#### TO DO
Go through the entries below line by line and tally those holding "JSON"; write only the tally.

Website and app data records
- Opening Delimiter -

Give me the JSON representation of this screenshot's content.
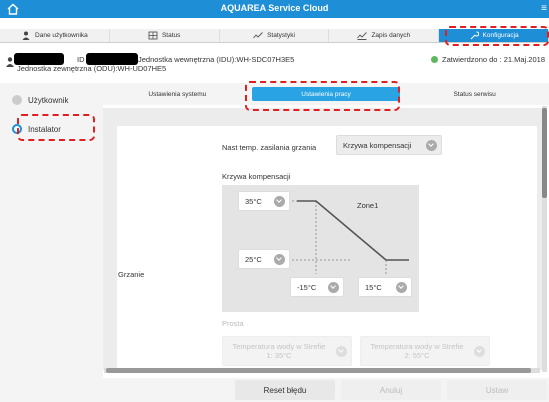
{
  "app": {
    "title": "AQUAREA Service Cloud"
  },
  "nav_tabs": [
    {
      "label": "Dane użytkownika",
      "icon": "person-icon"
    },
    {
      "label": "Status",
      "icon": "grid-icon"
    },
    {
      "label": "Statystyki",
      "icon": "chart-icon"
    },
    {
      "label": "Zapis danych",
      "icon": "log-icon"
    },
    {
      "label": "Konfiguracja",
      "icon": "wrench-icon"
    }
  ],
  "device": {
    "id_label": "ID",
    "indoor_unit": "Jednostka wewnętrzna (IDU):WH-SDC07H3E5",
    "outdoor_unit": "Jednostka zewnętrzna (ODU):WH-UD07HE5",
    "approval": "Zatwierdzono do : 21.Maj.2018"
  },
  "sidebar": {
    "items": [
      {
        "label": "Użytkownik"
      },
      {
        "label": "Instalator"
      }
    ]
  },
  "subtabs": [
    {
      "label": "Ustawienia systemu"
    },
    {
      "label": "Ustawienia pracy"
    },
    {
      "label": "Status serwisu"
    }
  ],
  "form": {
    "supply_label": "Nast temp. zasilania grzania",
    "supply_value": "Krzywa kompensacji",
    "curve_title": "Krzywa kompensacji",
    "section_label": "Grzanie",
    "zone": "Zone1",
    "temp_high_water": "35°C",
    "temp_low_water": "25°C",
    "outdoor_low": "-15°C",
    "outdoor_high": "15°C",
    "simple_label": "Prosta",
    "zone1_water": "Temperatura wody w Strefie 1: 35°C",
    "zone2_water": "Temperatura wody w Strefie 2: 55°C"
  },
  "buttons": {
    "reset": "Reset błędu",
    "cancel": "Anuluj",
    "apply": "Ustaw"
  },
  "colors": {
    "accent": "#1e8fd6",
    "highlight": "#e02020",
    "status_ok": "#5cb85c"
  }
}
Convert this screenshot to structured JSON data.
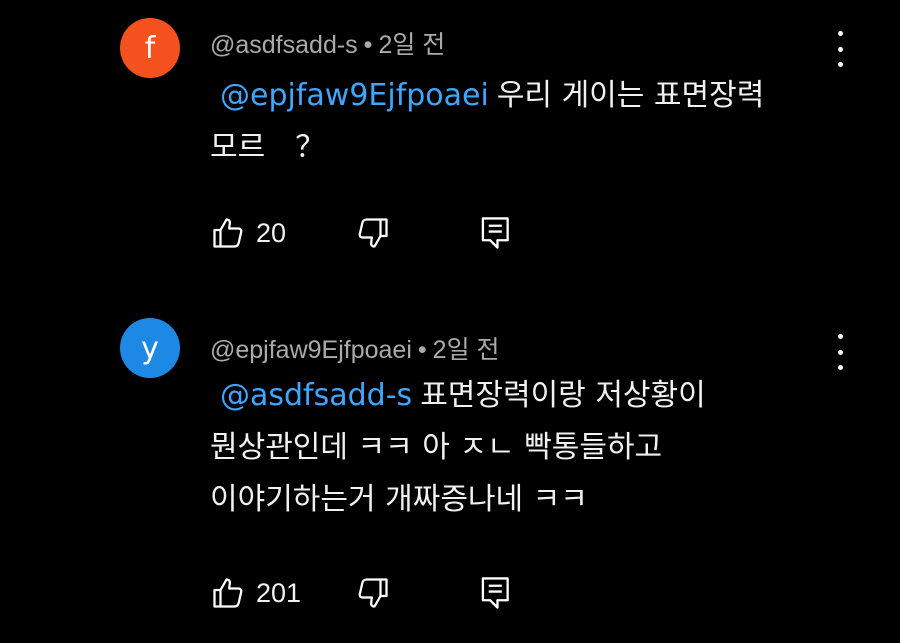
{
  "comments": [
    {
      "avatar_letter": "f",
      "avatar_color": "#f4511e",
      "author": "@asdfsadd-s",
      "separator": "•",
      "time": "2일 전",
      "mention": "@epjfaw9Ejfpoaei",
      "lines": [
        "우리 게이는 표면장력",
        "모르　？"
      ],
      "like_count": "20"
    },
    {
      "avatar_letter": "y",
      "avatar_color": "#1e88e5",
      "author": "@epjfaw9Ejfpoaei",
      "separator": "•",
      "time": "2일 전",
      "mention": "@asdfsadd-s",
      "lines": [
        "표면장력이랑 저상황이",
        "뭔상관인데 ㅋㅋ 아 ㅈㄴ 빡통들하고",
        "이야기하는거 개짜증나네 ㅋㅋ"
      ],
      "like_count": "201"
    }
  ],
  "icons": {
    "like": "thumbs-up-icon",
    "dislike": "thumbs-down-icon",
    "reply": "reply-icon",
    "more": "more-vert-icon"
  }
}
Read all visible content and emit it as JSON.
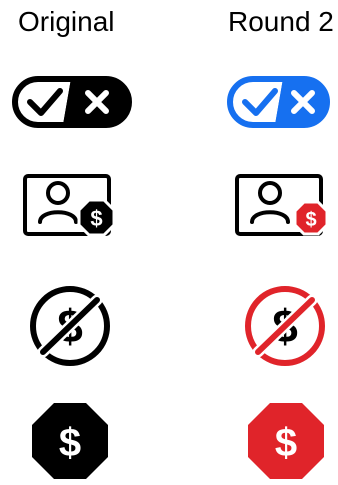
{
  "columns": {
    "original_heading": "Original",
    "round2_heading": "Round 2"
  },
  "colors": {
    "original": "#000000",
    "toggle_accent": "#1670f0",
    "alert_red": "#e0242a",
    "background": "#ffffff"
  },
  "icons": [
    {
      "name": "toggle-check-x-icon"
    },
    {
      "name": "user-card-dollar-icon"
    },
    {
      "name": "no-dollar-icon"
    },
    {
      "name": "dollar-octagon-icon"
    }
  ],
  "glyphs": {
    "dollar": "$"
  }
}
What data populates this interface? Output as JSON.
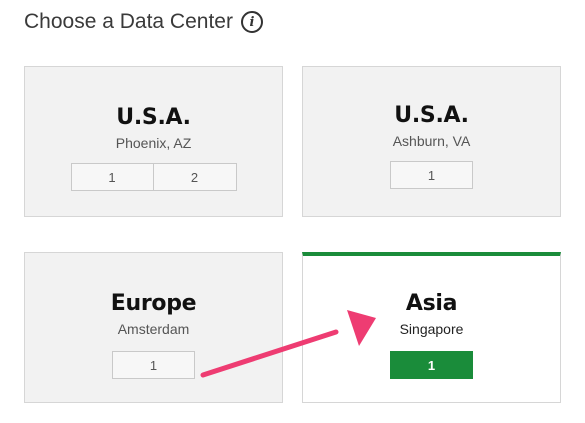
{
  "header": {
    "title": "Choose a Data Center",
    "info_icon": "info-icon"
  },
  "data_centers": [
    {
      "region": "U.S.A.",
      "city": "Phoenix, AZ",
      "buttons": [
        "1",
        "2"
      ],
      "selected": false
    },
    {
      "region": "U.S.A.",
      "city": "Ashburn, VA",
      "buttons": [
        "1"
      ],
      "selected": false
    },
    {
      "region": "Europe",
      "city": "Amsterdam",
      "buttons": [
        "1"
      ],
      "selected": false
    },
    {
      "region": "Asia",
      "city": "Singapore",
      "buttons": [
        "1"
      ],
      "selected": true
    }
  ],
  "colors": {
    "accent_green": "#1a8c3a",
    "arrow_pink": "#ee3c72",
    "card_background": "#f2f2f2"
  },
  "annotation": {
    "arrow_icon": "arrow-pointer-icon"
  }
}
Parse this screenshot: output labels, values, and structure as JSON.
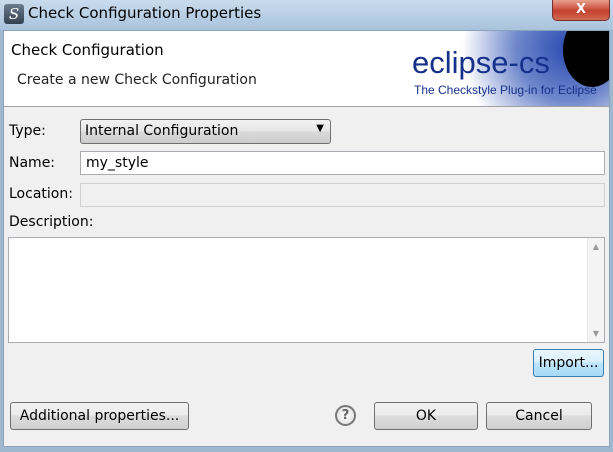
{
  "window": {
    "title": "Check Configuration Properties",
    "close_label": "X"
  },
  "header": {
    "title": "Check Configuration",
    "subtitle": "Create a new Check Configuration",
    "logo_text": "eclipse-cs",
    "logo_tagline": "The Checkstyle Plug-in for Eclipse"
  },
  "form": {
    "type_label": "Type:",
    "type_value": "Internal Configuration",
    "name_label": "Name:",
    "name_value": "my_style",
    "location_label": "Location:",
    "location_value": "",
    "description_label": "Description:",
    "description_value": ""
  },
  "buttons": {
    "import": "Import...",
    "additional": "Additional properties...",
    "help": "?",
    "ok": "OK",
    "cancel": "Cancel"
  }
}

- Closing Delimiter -

#### EXERCISE RESPONSE
5